RECORDS PROVIDED:
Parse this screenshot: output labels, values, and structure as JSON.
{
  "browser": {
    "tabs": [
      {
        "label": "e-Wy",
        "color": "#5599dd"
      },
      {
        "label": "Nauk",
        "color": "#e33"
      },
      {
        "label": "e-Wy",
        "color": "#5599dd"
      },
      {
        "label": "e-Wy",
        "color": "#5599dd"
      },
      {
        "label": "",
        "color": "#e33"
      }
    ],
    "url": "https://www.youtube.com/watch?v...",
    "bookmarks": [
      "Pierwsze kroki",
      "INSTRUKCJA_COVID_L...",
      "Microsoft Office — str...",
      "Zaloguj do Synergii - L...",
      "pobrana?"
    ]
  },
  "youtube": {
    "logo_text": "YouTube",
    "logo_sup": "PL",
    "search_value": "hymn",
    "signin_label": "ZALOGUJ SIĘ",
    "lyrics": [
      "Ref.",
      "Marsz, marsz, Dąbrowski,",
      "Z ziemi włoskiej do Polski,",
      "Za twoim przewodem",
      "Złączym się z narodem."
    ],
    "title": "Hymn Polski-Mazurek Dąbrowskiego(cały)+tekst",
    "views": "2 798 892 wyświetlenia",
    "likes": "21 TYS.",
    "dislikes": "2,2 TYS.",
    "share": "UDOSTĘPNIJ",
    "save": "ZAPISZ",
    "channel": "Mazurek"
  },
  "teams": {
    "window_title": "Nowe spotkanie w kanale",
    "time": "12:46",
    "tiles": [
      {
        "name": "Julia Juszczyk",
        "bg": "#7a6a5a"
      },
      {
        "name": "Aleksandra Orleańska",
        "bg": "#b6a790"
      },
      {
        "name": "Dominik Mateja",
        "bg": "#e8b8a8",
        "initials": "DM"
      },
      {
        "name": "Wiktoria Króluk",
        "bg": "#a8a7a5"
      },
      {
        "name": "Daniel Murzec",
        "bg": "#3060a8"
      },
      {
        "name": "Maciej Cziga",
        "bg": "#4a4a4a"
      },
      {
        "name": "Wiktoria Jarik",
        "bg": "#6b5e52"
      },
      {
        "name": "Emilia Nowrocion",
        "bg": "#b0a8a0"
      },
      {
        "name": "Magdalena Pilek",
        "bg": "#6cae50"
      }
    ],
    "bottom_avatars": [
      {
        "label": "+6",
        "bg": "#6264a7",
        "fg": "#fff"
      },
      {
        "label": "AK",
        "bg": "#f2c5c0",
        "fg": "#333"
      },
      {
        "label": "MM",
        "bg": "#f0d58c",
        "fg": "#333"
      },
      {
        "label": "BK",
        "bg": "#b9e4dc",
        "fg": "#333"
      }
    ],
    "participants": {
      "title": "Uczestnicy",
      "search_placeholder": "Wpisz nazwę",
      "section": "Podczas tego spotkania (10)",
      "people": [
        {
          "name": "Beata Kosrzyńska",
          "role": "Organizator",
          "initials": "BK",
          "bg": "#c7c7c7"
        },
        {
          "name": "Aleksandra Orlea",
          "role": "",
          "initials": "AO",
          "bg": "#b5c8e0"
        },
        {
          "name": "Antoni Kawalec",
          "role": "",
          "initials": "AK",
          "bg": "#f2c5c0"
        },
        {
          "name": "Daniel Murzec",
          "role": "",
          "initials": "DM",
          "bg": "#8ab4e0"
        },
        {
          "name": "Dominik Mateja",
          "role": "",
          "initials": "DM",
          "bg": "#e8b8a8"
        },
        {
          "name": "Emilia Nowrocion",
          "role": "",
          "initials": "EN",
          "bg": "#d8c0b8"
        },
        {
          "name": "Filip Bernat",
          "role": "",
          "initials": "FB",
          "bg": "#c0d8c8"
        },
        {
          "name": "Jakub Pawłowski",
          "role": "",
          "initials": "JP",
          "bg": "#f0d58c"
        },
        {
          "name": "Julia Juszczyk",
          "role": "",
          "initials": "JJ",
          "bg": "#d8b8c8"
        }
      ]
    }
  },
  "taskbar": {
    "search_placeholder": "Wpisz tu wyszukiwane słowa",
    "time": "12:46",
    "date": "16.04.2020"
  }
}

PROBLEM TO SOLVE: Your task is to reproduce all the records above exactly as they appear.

ANSWER TO THIS TASK:
Parse this screenshot: output labels, values, and structure as JSON.
{
  "browser": {
    "tabs": [
      {
        "label": "e-Wy",
        "color": "#5599dd"
      },
      {
        "label": "Nauk",
        "color": "#e33"
      },
      {
        "label": "e-Wy",
        "color": "#5599dd"
      },
      {
        "label": "e-Wy",
        "color": "#5599dd"
      },
      {
        "label": "",
        "color": "#e33"
      }
    ],
    "url": "https://www.youtube.com/watch?v...",
    "bookmarks": [
      "Pierwsze kroki",
      "INSTRUKCJA_COVID_L...",
      "Microsoft Office — str...",
      "Zaloguj do Synergii - L...",
      "pobrana?"
    ]
  },
  "youtube": {
    "logo_text": "YouTube",
    "logo_sup": "PL",
    "search_value": "hymn",
    "signin_label": "ZALOGUJ SIĘ",
    "lyrics": [
      "Ref.",
      "Marsz, marsz, Dąbrowski,",
      "Z ziemi włoskiej do Polski,",
      "Za twoim przewodem",
      "Złączym się z narodem."
    ],
    "title": "Hymn Polski-Mazurek Dąbrowskiego(cały)+tekst",
    "views": "2 798 892 wyświetlenia",
    "likes": "21 TYS.",
    "dislikes": "2,2 TYS.",
    "share": "UDOSTĘPNIJ",
    "save": "ZAPISZ",
    "channel": "Mazurek"
  },
  "teams": {
    "window_title": "Nowe spotkanie w kanale",
    "time": "12:46",
    "tiles": [
      {
        "name": "Julia Juszczyk",
        "bg": "#7a6a5a"
      },
      {
        "name": "Aleksandra Orleańska",
        "bg": "#b6a790"
      },
      {
        "name": "Dominik Mateja",
        "bg": "#e8b8a8",
        "initials": "DM"
      },
      {
        "name": "Wiktoria Króluk",
        "bg": "#a8a7a5"
      },
      {
        "name": "Daniel Murzec",
        "bg": "#3060a8"
      },
      {
        "name": "Maciej Cziga",
        "bg": "#4a4a4a"
      },
      {
        "name": "Wiktoria Jarik",
        "bg": "#6b5e52"
      },
      {
        "name": "Emilia Nowrocion",
        "bg": "#b0a8a0"
      },
      {
        "name": "Magdalena Pilek",
        "bg": "#6cae50"
      }
    ],
    "bottom_avatars": [
      {
        "label": "+6",
        "bg": "#6264a7",
        "fg": "#fff"
      },
      {
        "label": "AK",
        "bg": "#f2c5c0",
        "fg": "#333"
      },
      {
        "label": "MM",
        "bg": "#f0d58c",
        "fg": "#333"
      },
      {
        "label": "BK",
        "bg": "#b9e4dc",
        "fg": "#333"
      }
    ],
    "participants": {
      "title": "Uczestnicy",
      "search_placeholder": "Wpisz nazwę",
      "section": "Podczas tego spotkania (10)",
      "people": [
        {
          "name": "Beata Kosrzyńska",
          "role": "Organizator",
          "initials": "BK",
          "bg": "#c7c7c7"
        },
        {
          "name": "Aleksandra Orlea",
          "role": "",
          "initials": "AO",
          "bg": "#b5c8e0"
        },
        {
          "name": "Antoni Kawalec",
          "role": "",
          "initials": "AK",
          "bg": "#f2c5c0"
        },
        {
          "name": "Daniel Murzec",
          "role": "",
          "initials": "DM",
          "bg": "#8ab4e0"
        },
        {
          "name": "Dominik Mateja",
          "role": "",
          "initials": "DM",
          "bg": "#e8b8a8"
        },
        {
          "name": "Emilia Nowrocion",
          "role": "",
          "initials": "EN",
          "bg": "#d8c0b8"
        },
        {
          "name": "Filip Bernat",
          "role": "",
          "initials": "FB",
          "bg": "#c0d8c8"
        },
        {
          "name": "Jakub Pawłowski",
          "role": "",
          "initials": "JP",
          "bg": "#f0d58c"
        },
        {
          "name": "Julia Juszczyk",
          "role": "",
          "initials": "JJ",
          "bg": "#d8b8c8"
        }
      ]
    }
  },
  "taskbar": {
    "search_placeholder": "Wpisz tu wyszukiwane słowa",
    "time": "12:46",
    "date": "16.04.2020"
  }
}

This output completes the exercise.